• THE PROBLEM: The copy you print must match the listing exactly, with its pictures removed.

• EXTRACTED ENTRIES:
--- START ---

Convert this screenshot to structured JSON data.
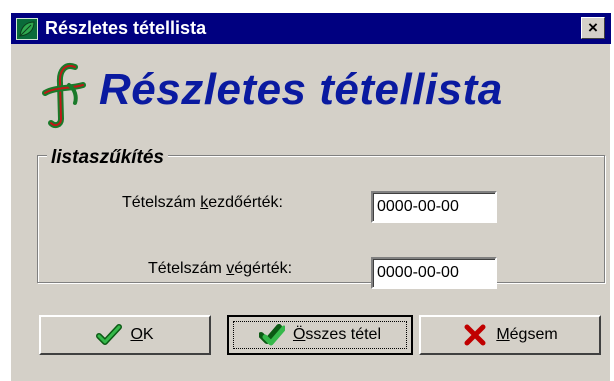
{
  "window": {
    "title": "Részletes tétellista",
    "close_label": "×"
  },
  "header": {
    "heading": "Részletes tétellista"
  },
  "filter": {
    "group_title": "listaszűkítés",
    "start_label_prefix": "Tételszám ",
    "start_label_mnemonic": "k",
    "start_label_suffix": "ezdőérték:",
    "start_value": "0000-00-00",
    "end_label_prefix": "Tételszám ",
    "end_label_mnemonic": "v",
    "end_label_suffix": "égérték:",
    "end_value": "0000-00-00"
  },
  "buttons": {
    "ok_mnemonic": "O",
    "ok_rest": "K",
    "all_mnemonic": "Ö",
    "all_rest": "sszes tétel",
    "cancel_mnemonic": "M",
    "cancel_rest": "égsem"
  },
  "icons": {
    "title": "leaf-icon",
    "logo": "f-logo-icon",
    "ok": "checkmark-icon",
    "all": "double-checkmark-icon",
    "cancel": "red-x-icon"
  },
  "colors": {
    "titlebar": "#000080",
    "heading": "#0a1aa0",
    "check": "#1a9a2a",
    "cancel_x": "#c00000",
    "face": "#d4d0c8"
  }
}
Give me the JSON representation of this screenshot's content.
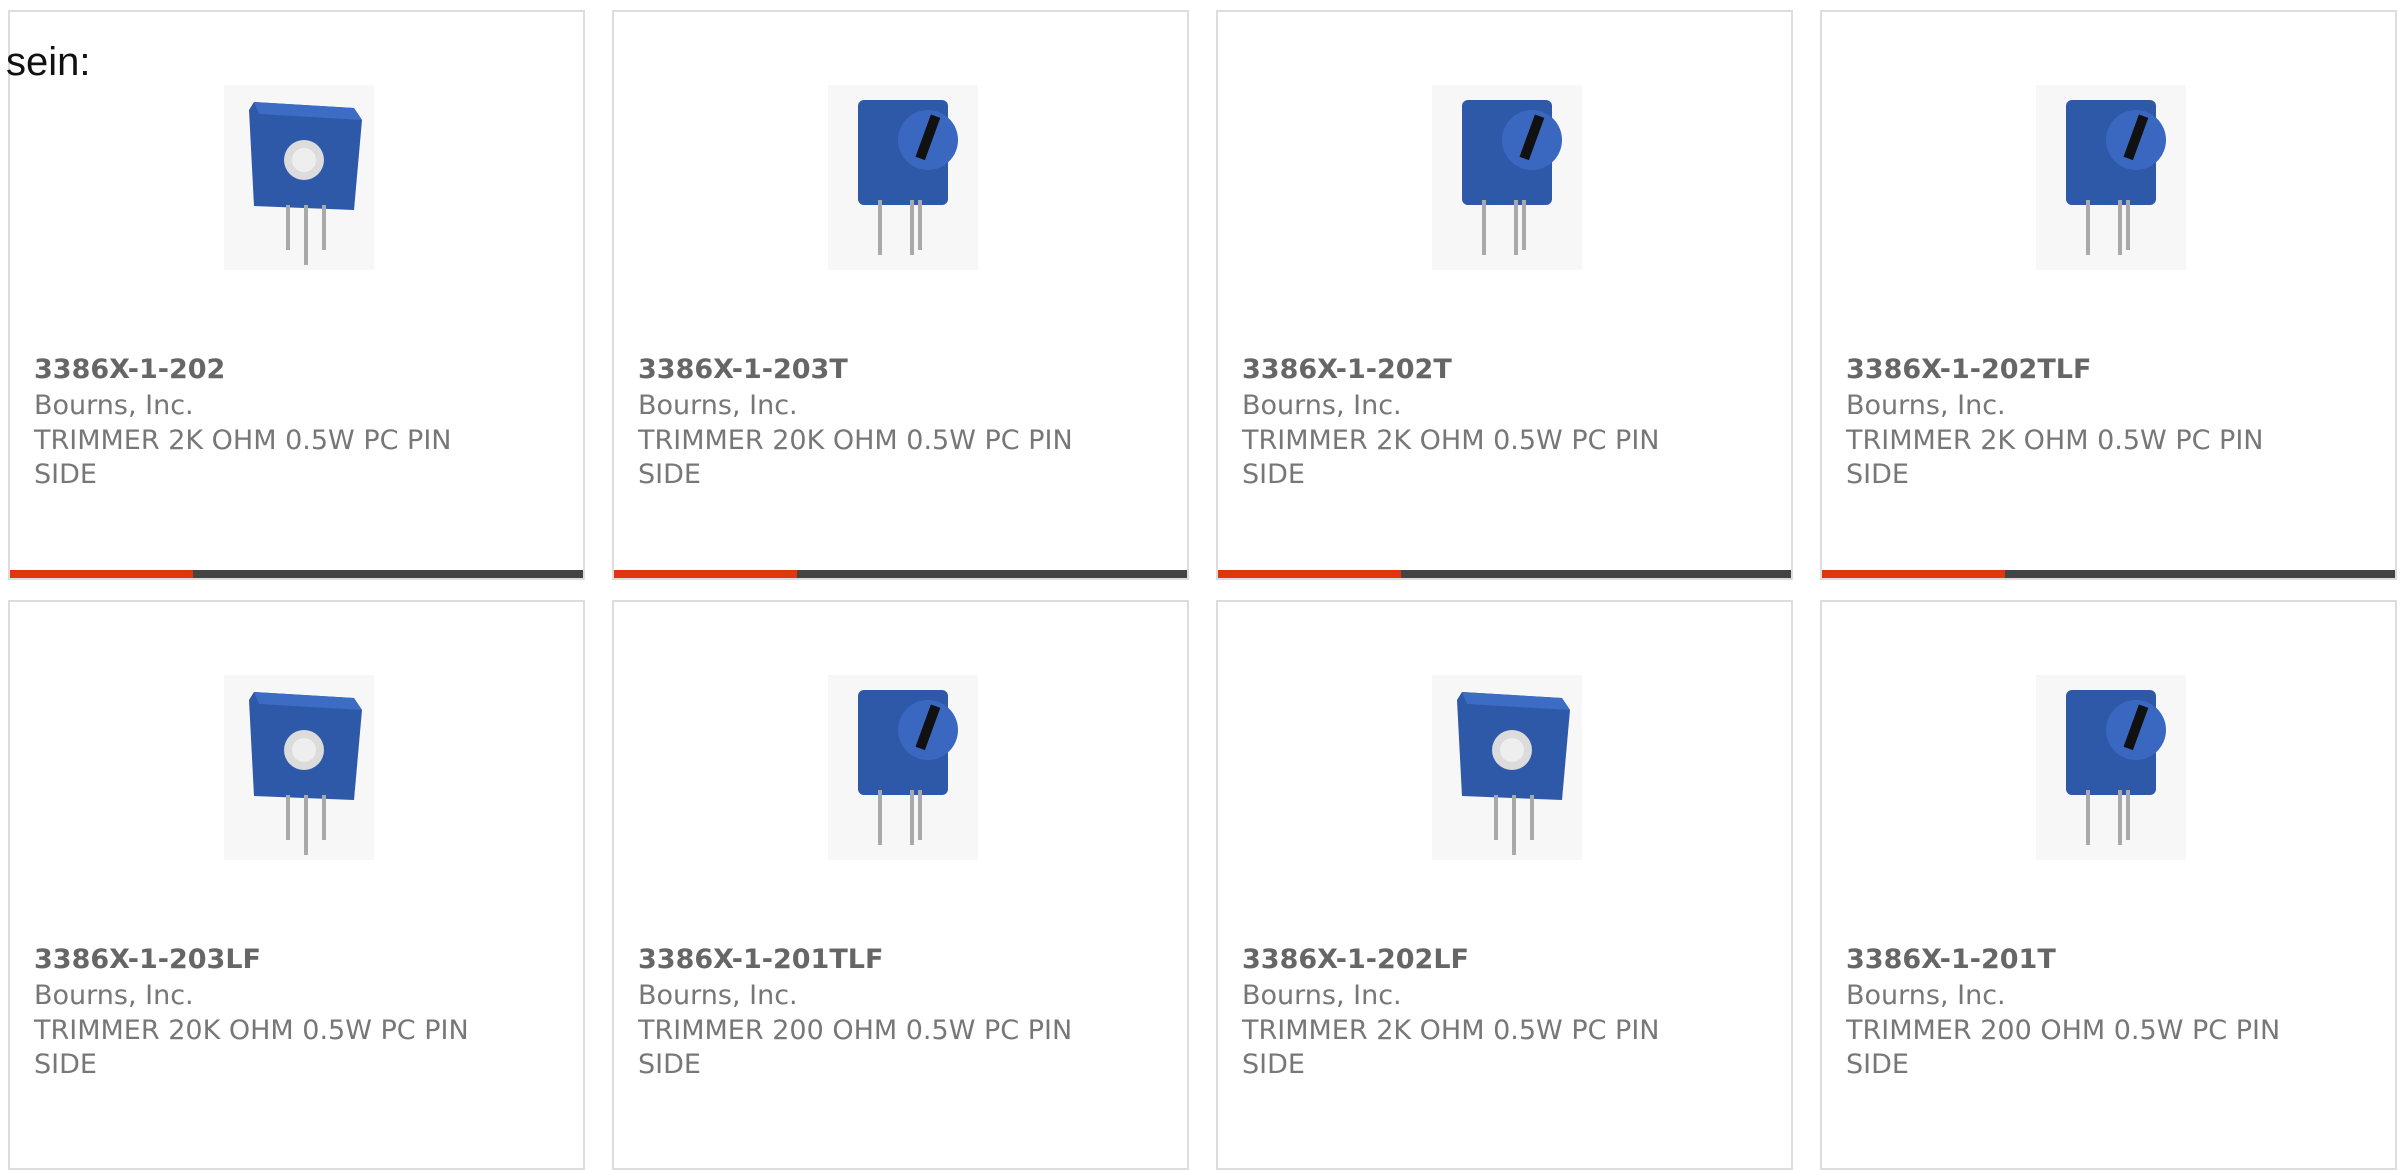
{
  "intro_text": "sein:",
  "colors": {
    "accent": "#e0360f",
    "bar_track": "#444444",
    "body_blue": "#2e58a8",
    "card_border": "#dddddd"
  },
  "products": [
    {
      "part": "3386X-1-202",
      "manufacturer": "Bourns, Inc.",
      "description": "TRIMMER 2K OHM 0.5W PC PIN SIDE",
      "image_icon": "trimmer-top-adjust-icon",
      "progress": 0.32
    },
    {
      "part": "3386X-1-203T",
      "manufacturer": "Bourns, Inc.",
      "description": "TRIMMER 20K OHM 0.5W PC PIN SIDE",
      "image_icon": "trimmer-side-adjust-icon",
      "progress": 0.32
    },
    {
      "part": "3386X-1-202T",
      "manufacturer": "Bourns, Inc.",
      "description": "TRIMMER 2K OHM 0.5W PC PIN SIDE",
      "image_icon": "trimmer-side-adjust-icon",
      "progress": 0.32
    },
    {
      "part": "3386X-1-202TLF",
      "manufacturer": "Bourns, Inc.",
      "description": "TRIMMER 2K OHM 0.5W PC PIN SIDE",
      "image_icon": "trimmer-side-adjust-icon",
      "progress": 0.32
    },
    {
      "part": "3386X-1-203LF",
      "manufacturer": "Bourns, Inc.",
      "description": "TRIMMER 20K OHM 0.5W PC PIN SIDE",
      "image_icon": "trimmer-top-adjust-icon"
    },
    {
      "part": "3386X-1-201TLF",
      "manufacturer": "Bourns, Inc.",
      "description": "TRIMMER 200 OHM 0.5W PC PIN SIDE",
      "image_icon": "trimmer-side-adjust-icon"
    },
    {
      "part": "3386X-1-202LF",
      "manufacturer": "Bourns, Inc.",
      "description": "TRIMMER 2K OHM 0.5W PC PIN SIDE",
      "image_icon": "trimmer-top-adjust-icon"
    },
    {
      "part": "3386X-1-201T",
      "manufacturer": "Bourns, Inc.",
      "description": "TRIMMER 200 OHM 0.5W PC PIN SIDE",
      "image_icon": "trimmer-side-adjust-icon"
    }
  ]
}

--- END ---

• EXERCISE OUTPUT:
Convert this screenshot to structured JSON data.
{
  "window": {
    "title": "Részletes tétellista",
    "close_label": "×"
  },
  "header": {
    "heading": "Részletes tétellista"
  },
  "filter": {
    "group_title": "listaszűkítés",
    "start_label_prefix": "Tételszám ",
    "start_label_mnemonic": "k",
    "start_label_suffix": "ezdőérték:",
    "start_value": "0000-00-00",
    "end_label_prefix": "Tételszám ",
    "end_label_mnemonic": "v",
    "end_label_suffix": "égérték:",
    "end_value": "0000-00-00"
  },
  "buttons": {
    "ok_mnemonic": "O",
    "ok_rest": "K",
    "all_mnemonic": "Ö",
    "all_rest": "sszes tétel",
    "cancel_mnemonic": "M",
    "cancel_rest": "égsem"
  },
  "icons": {
    "title": "leaf-icon",
    "logo": "f-logo-icon",
    "ok": "checkmark-icon",
    "all": "double-checkmark-icon",
    "cancel": "red-x-icon"
  },
  "colors": {
    "titlebar": "#000080",
    "heading": "#0a1aa0",
    "check": "#1a9a2a",
    "cancel_x": "#c00000",
    "face": "#d4d0c8"
  }
}
Give me the JSON representation of this screenshot's content.
{
  "intro_text": "sein:",
  "colors": {
    "accent": "#e0360f",
    "bar_track": "#444444",
    "body_blue": "#2e58a8",
    "card_border": "#dddddd"
  },
  "products": [
    {
      "part": "3386X-1-202",
      "manufacturer": "Bourns, Inc.",
      "description": "TRIMMER 2K OHM 0.5W PC PIN SIDE",
      "image_icon": "trimmer-top-adjust-icon",
      "progress": 0.32
    },
    {
      "part": "3386X-1-203T",
      "manufacturer": "Bourns, Inc.",
      "description": "TRIMMER 20K OHM 0.5W PC PIN SIDE",
      "image_icon": "trimmer-side-adjust-icon",
      "progress": 0.32
    },
    {
      "part": "3386X-1-202T",
      "manufacturer": "Bourns, Inc.",
      "description": "TRIMMER 2K OHM 0.5W PC PIN SIDE",
      "image_icon": "trimmer-side-adjust-icon",
      "progress": 0.32
    },
    {
      "part": "3386X-1-202TLF",
      "manufacturer": "Bourns, Inc.",
      "description": "TRIMMER 2K OHM 0.5W PC PIN SIDE",
      "image_icon": "trimmer-side-adjust-icon",
      "progress": 0.32
    },
    {
      "part": "3386X-1-203LF",
      "manufacturer": "Bourns, Inc.",
      "description": "TRIMMER 20K OHM 0.5W PC PIN SIDE",
      "image_icon": "trimmer-top-adjust-icon"
    },
    {
      "part": "3386X-1-201TLF",
      "manufacturer": "Bourns, Inc.",
      "description": "TRIMMER 200 OHM 0.5W PC PIN SIDE",
      "image_icon": "trimmer-side-adjust-icon"
    },
    {
      "part": "3386X-1-202LF",
      "manufacturer": "Bourns, Inc.",
      "description": "TRIMMER 2K OHM 0.5W PC PIN SIDE",
      "image_icon": "trimmer-top-adjust-icon"
    },
    {
      "part": "3386X-1-201T",
      "manufacturer": "Bourns, Inc.",
      "description": "TRIMMER 200 OHM 0.5W PC PIN SIDE",
      "image_icon": "trimmer-side-adjust-icon"
    }
  ]
}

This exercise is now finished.